My most memorable personal experience was the hoisting aboard of Marine casualties with our ten ton boom. It seemed everything was against our getting them safely on deck except GOD, and it was only through Him that we did it. The water had devastating swells that pitched the small boats we were hosting the Marines from unmercifully and to harass matters more, it was pitch dark. It took an hour to accomplish a task that normally would have taken fifteen minutes. Some of the Marines had arms blown off, others suffered shrapnel wounds and one died the next morning from severe burns he received when a tank blew up from a bomb hit. And so that night I witnessed my first burial at sea.
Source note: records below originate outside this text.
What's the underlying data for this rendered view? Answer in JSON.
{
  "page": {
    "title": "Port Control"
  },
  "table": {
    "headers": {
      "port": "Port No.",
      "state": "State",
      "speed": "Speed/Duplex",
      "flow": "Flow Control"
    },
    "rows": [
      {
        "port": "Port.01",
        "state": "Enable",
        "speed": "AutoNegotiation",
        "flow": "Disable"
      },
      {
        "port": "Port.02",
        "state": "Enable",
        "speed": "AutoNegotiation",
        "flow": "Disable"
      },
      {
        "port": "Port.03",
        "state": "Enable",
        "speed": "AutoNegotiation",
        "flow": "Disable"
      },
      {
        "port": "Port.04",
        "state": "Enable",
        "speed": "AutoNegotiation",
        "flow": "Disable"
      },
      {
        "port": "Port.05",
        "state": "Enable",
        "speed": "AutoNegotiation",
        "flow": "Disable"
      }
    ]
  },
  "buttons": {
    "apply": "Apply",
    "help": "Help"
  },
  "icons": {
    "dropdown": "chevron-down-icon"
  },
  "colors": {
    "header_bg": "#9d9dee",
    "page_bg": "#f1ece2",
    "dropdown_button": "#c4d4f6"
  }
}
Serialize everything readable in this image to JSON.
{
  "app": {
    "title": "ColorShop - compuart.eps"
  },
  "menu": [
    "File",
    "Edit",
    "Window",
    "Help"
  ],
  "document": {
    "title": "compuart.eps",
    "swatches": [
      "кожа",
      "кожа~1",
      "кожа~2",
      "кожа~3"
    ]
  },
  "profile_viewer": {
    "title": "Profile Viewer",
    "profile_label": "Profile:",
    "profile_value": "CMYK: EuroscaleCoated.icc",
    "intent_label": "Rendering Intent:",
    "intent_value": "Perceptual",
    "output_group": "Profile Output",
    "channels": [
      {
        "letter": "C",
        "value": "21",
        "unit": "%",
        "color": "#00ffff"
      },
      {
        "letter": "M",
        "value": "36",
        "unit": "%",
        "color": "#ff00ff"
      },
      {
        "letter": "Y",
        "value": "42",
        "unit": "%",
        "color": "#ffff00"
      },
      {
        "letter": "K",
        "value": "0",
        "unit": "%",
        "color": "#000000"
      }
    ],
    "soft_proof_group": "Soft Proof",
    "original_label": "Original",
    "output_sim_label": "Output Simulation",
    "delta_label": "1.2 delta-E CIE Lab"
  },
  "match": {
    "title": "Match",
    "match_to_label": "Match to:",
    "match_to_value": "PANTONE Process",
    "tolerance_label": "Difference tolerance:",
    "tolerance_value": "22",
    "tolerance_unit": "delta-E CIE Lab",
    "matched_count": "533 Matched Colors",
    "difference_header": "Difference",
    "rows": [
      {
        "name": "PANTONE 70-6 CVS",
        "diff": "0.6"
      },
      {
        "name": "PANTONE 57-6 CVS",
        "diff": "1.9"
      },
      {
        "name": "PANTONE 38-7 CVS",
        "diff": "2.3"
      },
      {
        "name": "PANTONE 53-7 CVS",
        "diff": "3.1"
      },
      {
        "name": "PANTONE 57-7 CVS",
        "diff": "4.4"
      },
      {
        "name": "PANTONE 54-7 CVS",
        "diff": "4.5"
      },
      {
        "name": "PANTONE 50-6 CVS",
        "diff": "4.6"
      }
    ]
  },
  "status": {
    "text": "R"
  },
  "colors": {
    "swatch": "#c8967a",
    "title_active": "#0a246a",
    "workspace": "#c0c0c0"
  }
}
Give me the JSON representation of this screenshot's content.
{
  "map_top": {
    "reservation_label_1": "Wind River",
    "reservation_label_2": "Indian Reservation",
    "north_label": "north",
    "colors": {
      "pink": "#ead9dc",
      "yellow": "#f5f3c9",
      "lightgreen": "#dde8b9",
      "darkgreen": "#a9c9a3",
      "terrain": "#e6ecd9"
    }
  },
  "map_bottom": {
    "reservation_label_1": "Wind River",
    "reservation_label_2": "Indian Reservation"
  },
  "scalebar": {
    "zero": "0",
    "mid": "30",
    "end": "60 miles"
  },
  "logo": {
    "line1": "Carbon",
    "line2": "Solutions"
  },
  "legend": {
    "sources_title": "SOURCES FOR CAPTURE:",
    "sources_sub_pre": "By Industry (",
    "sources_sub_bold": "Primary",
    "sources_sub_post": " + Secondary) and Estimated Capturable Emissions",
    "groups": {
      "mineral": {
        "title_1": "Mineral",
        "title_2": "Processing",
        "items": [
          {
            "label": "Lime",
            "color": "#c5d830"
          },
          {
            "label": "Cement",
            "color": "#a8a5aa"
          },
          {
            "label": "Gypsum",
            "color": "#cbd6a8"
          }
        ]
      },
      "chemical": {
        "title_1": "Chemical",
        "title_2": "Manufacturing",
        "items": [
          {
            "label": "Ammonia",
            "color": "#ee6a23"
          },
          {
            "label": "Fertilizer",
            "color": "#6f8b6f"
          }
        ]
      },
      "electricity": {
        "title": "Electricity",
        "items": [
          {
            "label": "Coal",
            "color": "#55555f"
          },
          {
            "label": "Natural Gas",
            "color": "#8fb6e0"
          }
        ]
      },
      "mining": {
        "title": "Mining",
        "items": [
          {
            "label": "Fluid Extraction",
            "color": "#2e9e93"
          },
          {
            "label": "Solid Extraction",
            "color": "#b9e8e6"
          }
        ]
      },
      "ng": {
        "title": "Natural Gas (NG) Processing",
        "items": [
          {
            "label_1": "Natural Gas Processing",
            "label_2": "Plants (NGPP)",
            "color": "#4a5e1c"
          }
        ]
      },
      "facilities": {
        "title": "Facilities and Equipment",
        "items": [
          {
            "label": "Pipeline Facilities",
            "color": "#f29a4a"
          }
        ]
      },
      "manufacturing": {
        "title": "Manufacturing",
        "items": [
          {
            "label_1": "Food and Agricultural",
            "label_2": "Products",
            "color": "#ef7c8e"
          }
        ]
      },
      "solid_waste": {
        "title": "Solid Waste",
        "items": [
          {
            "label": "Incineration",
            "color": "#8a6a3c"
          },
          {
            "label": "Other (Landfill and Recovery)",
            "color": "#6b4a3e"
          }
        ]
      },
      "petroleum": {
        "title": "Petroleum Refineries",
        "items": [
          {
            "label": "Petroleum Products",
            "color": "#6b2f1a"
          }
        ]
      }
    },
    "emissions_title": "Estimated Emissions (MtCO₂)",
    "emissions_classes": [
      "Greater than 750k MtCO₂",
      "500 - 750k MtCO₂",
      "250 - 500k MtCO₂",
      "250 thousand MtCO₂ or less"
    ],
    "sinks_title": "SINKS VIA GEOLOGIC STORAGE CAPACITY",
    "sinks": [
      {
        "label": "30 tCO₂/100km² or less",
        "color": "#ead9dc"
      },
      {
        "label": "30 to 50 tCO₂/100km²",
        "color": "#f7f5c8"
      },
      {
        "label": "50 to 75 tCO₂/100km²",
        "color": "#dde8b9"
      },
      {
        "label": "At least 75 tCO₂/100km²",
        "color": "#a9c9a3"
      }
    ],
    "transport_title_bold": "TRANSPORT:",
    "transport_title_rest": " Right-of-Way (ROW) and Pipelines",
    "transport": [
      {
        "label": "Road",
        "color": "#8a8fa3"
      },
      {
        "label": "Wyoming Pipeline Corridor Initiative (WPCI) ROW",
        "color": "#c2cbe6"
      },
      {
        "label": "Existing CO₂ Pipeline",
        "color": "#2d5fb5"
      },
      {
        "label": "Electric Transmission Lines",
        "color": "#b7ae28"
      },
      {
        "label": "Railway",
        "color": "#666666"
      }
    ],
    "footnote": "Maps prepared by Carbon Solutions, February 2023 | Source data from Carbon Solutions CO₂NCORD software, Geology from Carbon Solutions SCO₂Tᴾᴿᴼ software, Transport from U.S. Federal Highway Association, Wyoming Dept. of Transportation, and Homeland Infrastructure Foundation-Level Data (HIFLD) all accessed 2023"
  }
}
Two shells were strapped to his legs for weights and then he was placed upon a wooden plank that extended over the side of the ship. A huge American flag was placed over the body and threatened to blow off thru out the ceremony. I can’t describe how sad I felt when the plank was raised and I heard the body splash into the water. The empty flag looked so lonely and it seemed to wave farewell to a very dear friend. I guess that’s the first time I’ve cried since I’ve been in the Navy – tears for a buddy whose name I didn’t even know, but in a sense of comradeship I knew him because he played on my team and was an outstanding hero. I don’t know how this sounds to you – I hope not too dramatic, because really I can’t ever write exactly how I did feel – can anyone recite a perfect prayer?

Speaking of prayers moves me to thank the Clan and especially you, who have always remembered me in your daily prayers. I owe you much for the way those prayers have been answered. I nor any other member of the Crew received a scratch.
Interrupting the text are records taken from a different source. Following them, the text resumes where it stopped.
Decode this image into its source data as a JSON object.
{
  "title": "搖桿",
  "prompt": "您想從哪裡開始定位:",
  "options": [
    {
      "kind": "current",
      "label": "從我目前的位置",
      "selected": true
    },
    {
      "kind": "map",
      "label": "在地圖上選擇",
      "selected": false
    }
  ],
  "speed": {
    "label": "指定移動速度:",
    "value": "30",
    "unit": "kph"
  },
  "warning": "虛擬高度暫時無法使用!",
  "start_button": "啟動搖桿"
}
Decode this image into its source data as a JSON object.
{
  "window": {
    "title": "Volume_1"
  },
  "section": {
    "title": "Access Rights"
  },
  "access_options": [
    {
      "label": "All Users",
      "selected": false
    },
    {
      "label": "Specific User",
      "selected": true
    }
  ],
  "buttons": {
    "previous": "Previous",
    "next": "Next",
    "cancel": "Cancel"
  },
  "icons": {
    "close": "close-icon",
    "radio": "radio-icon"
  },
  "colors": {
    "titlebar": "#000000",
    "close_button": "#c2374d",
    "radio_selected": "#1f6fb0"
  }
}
I’m in pretty safe waters at the present and I have no idea just how long we are to remain here. The best thing about this vacation is all the lost sleep I’m finally catching up on. Also the movies which are all I look forward to. We have them every night and they have all been marvelous such as “Going My Way” (third time I saw it and could see it again) “Since You Went Away”, “The Pirate and the Princess”, “Meet Me in St. Louis” and others. I read “Keys of the Kingdom” four years ago when I was a sophomore and I can remember recommending you to read it as it is one of the finest books I have ever read.

I received a swell letter from you today and was happy to know that Russ is finally on his way and you are all well.

Love,

BOB